Down, down, down, down
--Simple Minds

An almost unbelievable note from Jason Goepfert stating that, yesterday, the SPX closed in the bottom 10% of its daily range on two consecutive days for the first time in about two years.
Cursory review of a candlestick chart over the past seven months is consistent with his statement.

Demonstrates just how one sided the market action has been. And how comotose we've become to the extreme conditions.

no positions

Tuesday, December 5, 2017

Reversal of Fortune

An angel's smile is what you sell
You promise me heaven
Then put me through hell
--Bon Jovi

Market trends often culminate in a reversal day, where early strength is sold and another seemingly positive leg higher turns into a loss. Yesterday, the gap higher surrounding the weekend tax cut euphoria didn't stick and, by mid-day, major indexes began to leak.

After a rally attempt by the bulls, markets closed near session lows in classic 'sell the news' fashion.

Of course, this bull run has produced many false signals of its demise. This may be another one. Key will be whether we see downside follow-thru in the near term.

no positions

Monday, December 4, 2017

Sensitivity Analysis

"It's what the bean counters call a simple actuarial analysis."
--Dr Getchell (Class Action)

Dilbert discusses sensitivity analysis. How sensitive is your model to changes in your assumptions?

When small changes in assumptions cause big or unpredictable changes to projected outcomes, then a model is overly sensitive. When a model weathers such changes well, it is 'robust.'

Consumers of forecasts, particularly economic forecasts, would be wise to apply sensitivity analysis to the underlying models that generate the forecasts.

Those who do will likely find that, more often than not, noise greatly exceeds signal.

Sunday, December 3, 2017

Drawdown Drought

It's been such a long time
I think I should be going
And time doesn't wait for me
It keeps on going

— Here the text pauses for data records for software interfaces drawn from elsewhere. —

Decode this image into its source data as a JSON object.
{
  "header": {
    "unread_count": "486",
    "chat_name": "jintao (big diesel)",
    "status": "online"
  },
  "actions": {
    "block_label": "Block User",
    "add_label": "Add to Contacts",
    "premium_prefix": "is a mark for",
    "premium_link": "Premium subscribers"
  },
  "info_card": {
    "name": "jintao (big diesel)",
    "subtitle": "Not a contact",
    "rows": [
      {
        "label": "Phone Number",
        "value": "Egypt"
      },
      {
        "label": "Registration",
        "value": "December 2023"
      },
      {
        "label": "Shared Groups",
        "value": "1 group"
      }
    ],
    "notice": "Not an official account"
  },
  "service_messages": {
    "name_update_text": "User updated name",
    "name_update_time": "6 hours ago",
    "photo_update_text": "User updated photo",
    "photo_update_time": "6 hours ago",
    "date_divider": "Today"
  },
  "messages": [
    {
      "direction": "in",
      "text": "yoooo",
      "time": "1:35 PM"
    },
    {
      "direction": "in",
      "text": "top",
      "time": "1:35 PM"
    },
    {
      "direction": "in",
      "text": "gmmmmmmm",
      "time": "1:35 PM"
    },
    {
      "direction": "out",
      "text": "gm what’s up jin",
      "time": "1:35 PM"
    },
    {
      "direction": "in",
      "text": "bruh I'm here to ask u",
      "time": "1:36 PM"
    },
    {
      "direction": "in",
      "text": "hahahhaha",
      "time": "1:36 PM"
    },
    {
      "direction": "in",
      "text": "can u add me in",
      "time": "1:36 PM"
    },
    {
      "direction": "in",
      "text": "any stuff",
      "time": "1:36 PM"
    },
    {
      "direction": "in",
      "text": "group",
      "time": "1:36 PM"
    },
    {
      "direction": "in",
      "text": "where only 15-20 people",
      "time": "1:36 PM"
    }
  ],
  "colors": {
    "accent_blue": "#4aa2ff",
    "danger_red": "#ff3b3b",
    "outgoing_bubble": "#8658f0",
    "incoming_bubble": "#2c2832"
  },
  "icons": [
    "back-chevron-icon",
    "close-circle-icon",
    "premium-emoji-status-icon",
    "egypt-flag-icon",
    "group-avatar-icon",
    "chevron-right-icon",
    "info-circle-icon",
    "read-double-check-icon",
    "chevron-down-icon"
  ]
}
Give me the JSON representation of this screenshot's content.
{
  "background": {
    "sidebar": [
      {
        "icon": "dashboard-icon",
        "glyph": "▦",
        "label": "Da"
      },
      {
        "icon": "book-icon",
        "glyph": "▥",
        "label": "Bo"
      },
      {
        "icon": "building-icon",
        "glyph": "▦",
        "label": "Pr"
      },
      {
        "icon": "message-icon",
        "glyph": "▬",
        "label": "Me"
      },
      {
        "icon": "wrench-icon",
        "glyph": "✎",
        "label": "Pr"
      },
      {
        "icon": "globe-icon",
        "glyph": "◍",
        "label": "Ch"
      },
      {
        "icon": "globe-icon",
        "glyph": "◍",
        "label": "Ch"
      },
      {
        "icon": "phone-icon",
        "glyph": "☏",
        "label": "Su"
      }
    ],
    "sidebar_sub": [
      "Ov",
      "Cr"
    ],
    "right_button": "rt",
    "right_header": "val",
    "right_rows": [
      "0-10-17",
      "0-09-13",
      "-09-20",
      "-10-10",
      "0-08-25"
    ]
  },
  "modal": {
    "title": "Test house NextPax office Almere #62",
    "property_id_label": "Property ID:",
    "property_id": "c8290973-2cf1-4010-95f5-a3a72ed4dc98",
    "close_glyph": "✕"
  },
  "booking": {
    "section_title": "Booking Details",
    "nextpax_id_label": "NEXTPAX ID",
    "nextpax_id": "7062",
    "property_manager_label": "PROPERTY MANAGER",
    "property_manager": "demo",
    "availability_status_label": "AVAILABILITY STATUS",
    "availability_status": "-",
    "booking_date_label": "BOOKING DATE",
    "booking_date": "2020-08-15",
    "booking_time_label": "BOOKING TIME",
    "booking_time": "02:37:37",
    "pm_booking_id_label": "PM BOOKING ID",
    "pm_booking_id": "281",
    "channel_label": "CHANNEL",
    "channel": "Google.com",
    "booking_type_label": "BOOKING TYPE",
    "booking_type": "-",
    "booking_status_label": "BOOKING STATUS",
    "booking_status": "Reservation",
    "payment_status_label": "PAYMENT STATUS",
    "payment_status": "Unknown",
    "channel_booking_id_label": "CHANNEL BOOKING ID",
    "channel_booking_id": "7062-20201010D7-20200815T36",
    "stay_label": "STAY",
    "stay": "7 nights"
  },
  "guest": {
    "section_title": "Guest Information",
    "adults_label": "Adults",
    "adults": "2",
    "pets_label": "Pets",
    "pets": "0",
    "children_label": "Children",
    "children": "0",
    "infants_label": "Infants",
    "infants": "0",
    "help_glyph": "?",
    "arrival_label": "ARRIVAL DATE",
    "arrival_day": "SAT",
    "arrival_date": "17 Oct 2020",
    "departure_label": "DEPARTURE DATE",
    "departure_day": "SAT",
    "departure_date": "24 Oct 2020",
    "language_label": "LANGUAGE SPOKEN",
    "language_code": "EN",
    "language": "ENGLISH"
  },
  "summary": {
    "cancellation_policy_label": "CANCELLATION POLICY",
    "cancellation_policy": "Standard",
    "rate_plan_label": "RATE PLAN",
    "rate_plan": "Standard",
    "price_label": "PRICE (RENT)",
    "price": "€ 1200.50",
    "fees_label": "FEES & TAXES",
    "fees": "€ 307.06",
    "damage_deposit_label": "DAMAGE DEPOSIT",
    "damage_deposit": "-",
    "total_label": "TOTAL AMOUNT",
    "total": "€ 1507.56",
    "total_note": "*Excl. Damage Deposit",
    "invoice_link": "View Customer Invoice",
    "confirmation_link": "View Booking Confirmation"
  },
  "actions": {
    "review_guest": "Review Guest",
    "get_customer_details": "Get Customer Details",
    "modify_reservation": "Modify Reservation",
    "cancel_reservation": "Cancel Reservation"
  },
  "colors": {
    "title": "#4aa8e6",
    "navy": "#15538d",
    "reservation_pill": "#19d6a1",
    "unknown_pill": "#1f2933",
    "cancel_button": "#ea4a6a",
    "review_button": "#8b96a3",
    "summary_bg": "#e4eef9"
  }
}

Interesting graph showing amount of time before a 10% drawdown for a 'balanced' portfolio of 60% stocks and 40% bonds.

Only the 9.1 year run-up in portfolios in the late 1920s surpasses the current 8.7 year streak.

1920s run-up, of course, culminated in the great Crash of '29 and ushered in the Great Depression.

no positions

Saturday, December 2, 2017

Market Highs and Margin Debt

Spent the last year
Rocky Mountain way
Couldn't get much higher
--Joe Walsh

'Dow 24K' was the major market headline this week. Needless to say, margin debt marking all time highs was not deemed headline worthy.

All speculative blow offs occur in environments of cheap debt and high leverage.

Without exception.

no positions